‘Don’t give society a problem they can’t solve, MCYS’

Belmont Lay
The Flipside

Pay social workers more instead of paying for ads to promote social work, says our blogger. (Photo courtesy of Belmont Lay)

In a new column called "The FlipSide", local blogger Belmont Lay  lets loose on local politics, culture and society in his weekly musings.  To be taken with a pinch of salt and with parental permission advised.  In this post, he reflects on an advertisement to encourage people to become professional social workers.

In case you haven't heard, some Singaporeans got very angry again recently.

This time, their angst stems from an advertisement by the Ministry of Community Development, Youth and Sports (MCYS). Some members of the public-at-large found the ad distasteful.

The ad in question supposedly shows a pair of amputees standing in front of a crouching social worker who is encouraging them to play with her balls, with the word "Hopeless" printed boldly across it.

Look, I'm pretty sure I didn't get the description of the advertisement exactly right, but it doesn't matter.

What I am trying to tell you is this: if you're feeling mad about the advertisement, you're feeling mad for the wrong reasons.

You should feel mad because you must realise by now that this ongoing campaign to promote social work as a worthy career choice is in fact a good example of how to waste money.

Why should so much be spent on buying media space and paying advertising agencies to create advertisements that only serve to give the public a cock-eyed view of the social work profession?

Why not take those millions of dollars set aside to make fancy pants campaigns and pump it directly back into the social work profession instead?

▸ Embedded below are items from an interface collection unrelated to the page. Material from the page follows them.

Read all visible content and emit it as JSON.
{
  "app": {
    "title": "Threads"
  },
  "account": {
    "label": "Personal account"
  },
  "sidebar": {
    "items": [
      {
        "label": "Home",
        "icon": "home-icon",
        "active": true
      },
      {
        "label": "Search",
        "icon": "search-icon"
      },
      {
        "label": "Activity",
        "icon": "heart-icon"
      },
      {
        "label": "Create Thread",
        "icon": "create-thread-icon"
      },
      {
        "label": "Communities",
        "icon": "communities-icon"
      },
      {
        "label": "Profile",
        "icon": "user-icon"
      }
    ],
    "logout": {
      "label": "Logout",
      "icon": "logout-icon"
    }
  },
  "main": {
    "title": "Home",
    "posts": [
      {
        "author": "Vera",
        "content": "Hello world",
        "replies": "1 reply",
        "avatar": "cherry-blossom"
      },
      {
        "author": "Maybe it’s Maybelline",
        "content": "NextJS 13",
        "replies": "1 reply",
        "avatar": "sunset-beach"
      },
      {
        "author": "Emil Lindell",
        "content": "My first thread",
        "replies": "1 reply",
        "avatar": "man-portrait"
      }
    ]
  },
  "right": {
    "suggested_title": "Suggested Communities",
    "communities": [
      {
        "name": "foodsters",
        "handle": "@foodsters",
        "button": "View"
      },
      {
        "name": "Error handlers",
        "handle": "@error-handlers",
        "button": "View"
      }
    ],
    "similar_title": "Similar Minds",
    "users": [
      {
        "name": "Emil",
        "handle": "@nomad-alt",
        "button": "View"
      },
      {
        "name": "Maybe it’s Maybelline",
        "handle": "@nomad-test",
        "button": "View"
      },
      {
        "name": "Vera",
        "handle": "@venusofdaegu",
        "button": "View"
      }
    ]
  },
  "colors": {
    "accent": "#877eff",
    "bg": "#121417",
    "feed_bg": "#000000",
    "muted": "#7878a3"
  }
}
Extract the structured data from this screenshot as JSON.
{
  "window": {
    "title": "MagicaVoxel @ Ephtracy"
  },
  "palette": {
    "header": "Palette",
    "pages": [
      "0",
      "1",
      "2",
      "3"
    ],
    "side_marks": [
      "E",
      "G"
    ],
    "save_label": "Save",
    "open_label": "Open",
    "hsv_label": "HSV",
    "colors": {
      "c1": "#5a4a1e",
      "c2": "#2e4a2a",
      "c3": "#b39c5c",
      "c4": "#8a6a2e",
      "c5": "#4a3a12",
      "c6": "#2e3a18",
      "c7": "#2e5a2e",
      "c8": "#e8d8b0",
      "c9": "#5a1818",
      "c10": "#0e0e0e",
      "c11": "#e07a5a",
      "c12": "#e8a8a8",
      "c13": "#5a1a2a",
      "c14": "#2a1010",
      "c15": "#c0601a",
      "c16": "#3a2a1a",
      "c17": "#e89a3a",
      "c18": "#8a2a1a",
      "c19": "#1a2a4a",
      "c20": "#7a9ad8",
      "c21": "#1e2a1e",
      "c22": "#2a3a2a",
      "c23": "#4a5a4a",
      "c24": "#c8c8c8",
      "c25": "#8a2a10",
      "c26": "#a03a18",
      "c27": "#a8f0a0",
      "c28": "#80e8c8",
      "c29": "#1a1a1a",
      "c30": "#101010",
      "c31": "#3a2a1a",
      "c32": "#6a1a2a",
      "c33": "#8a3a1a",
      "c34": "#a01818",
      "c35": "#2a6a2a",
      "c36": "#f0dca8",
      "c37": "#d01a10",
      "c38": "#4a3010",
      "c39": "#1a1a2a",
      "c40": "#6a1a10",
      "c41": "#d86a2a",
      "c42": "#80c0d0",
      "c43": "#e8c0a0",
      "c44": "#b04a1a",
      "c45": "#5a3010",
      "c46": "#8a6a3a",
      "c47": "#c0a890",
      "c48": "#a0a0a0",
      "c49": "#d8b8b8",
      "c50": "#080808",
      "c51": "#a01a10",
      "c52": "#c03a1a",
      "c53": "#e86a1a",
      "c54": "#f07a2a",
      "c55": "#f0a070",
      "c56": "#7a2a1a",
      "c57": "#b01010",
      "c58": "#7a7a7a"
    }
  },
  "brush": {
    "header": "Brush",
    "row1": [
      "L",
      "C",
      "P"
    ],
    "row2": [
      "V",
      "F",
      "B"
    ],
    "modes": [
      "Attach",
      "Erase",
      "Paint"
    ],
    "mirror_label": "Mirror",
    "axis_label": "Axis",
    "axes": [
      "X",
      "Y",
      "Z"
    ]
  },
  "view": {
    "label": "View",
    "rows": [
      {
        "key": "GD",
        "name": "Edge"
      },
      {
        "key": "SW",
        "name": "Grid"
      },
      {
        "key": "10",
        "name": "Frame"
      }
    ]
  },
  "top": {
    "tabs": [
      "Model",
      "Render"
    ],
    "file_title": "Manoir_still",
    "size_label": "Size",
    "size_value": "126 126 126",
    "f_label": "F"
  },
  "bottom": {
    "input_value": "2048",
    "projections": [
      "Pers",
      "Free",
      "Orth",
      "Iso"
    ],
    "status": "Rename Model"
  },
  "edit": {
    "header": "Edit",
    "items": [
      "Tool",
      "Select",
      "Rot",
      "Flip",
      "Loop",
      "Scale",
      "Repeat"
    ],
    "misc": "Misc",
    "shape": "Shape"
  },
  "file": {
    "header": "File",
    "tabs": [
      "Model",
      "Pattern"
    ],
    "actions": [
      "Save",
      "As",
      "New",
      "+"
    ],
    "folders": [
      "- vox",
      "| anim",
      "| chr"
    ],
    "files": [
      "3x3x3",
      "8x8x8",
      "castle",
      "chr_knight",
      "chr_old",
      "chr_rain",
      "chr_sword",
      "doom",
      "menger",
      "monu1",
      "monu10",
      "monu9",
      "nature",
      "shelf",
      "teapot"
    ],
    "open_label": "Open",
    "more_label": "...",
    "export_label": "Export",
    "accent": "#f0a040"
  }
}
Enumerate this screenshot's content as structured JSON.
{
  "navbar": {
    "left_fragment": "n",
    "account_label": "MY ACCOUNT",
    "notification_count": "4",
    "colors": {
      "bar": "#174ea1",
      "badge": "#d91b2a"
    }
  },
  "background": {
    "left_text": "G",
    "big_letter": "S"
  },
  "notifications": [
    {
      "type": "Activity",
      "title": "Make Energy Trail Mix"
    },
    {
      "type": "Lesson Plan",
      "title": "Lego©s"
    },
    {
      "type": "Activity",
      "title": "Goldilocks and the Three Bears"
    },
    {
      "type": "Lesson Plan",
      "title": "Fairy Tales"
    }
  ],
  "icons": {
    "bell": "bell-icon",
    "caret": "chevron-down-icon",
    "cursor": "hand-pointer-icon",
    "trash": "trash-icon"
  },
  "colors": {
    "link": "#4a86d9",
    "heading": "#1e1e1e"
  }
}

And where does the money to fund this massive ongoing print and television advertisement campaign come from in the first place?

If it's from the ministry, I'm pretty sure it must be taxpayers' money to begin with.

Go to the root of the issue

Last, but not least, what is stopping the MCYS from using the most direct approach to attract talent to the social work profession?

You see, we always harp back to the fact that Singapore is a pragmatic society with straightforward logic governing it.

If we want to attract top leaders to the political arena, what does our country do?

Simple. We pay people who do end up in parliament a lot of money and justify it by saying that if we don't, Singapore will be ruined and we will all die in agony.

So, if this superior logic holds true, shouldn't we just tangibly increase the salaries of social workers by a quantum to make the profession more attractive?

Shouldn't we just take the money that goes into making glossy campaigns and put it into the pockets of social workers since what they do is genuinely non-substitutable?

As far as I'm concerned, if the government requires capable and talented people to join them, it shouldn't go about putting up advertisements with cock-and-bull slogans to attract people to the job.

They should just wave a big paycheck as there are no shortages of capable people with all the right qualifications.

Because, for the last time, social work, like any other kinds of work, is work.

People do work not because it is fun. People get on with it because they have to.

And like any other kind of work in Singapore, the higher the salary, the better the vocation looks in the eyes of beholders.

Tell me why do lawyers look so sexy?

Why are doctors so attractive?

Why must bankers always appear so virile?

Because they've got personality?


And this is just me jesting.

What's enough?

Because, seriously, by increasing the pay, more people will be attracted to join a vocation, and the more professional it becomes, which leads to greater competitiveness, and eventually the better the quality of the candidates who show up for job interviews.

And then I hear you asking: must it always be about using the vulgar aspect of money to compensate for the shortfall in practitioners?

Well, look how Acting Minister for Community Development, Youth and Sports, Chan Chun Sing, readily admits that the remuneration of $2,550 to $2,750 for fresh graduates who become social workers is "competitive" compared to teaching, for example.

He already wants to convince you using the money factor that it pays enough.

However, at the same time, there is a problem with this frame of reference.

And herein lies the point of today's missive: to raise the profile of any profession, it is important to not look directly across to another somewhat similar vocation. In this case, that would be teaching.

It is important to always look upwards.

And if the ministry seriously thinks that capable social workers, like capable political leaders, are a force for good for our society, they should just put the money where their mouth is.

Make a six-month year-end bonus mandatory, and trust me, there won't be a shortage of candidates.

Or else, encouraging society to deal with a problem that only the ministry has the resources to solve but then not doing so practically as they hand out the dough to media and advertising agencies will only make society angrier some times.

Belmont Lay is one of the editors for New Nation. Being a writer doesn't even pay well, but he is doing it anyway.